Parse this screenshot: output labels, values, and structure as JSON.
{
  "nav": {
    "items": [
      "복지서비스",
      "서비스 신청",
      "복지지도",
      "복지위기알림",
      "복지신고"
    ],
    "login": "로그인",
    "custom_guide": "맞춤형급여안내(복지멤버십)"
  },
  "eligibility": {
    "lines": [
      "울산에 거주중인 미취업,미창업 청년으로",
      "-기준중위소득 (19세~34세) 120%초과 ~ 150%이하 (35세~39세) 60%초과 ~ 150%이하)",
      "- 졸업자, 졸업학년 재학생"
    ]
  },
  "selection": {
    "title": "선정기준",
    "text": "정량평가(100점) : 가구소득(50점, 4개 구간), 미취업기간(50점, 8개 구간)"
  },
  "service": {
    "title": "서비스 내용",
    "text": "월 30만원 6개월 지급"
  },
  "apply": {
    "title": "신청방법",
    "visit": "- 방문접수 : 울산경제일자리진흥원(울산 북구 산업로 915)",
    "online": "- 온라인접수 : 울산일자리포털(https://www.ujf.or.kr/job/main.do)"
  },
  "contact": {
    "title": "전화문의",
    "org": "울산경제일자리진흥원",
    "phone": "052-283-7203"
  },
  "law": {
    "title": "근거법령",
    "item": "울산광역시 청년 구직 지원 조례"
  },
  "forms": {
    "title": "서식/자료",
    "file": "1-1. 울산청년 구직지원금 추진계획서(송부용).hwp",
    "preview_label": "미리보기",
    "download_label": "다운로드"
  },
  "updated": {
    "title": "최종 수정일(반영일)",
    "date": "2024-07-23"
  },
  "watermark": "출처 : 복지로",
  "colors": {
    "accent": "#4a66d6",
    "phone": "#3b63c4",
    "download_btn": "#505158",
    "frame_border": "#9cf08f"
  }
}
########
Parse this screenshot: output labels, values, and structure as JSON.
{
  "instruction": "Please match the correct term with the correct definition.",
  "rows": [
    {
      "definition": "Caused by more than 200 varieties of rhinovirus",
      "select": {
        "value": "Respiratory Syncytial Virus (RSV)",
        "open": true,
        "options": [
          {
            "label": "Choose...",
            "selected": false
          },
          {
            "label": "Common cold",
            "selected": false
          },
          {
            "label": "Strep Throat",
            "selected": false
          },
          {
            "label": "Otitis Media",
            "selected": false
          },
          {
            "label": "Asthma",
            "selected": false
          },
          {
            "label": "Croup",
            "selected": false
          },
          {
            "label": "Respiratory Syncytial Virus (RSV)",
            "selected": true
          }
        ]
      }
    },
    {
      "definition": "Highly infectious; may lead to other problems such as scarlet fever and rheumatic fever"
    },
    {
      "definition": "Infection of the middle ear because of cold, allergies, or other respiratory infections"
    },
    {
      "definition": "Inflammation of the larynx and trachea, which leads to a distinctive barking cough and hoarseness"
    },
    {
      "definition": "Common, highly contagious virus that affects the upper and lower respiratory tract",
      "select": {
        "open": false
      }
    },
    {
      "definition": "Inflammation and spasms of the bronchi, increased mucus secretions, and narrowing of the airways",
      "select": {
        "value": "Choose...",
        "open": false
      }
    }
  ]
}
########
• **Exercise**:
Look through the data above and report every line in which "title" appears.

• **Answer to this exercise**:
    "title": "선정기준",
    "title": "서비스 내용",
    "title": "신청방법",
    "title": "전화문의",
    "title": "근거법령",
    "title": "서식/자료",
    "title": "최종 수정일(반영일)",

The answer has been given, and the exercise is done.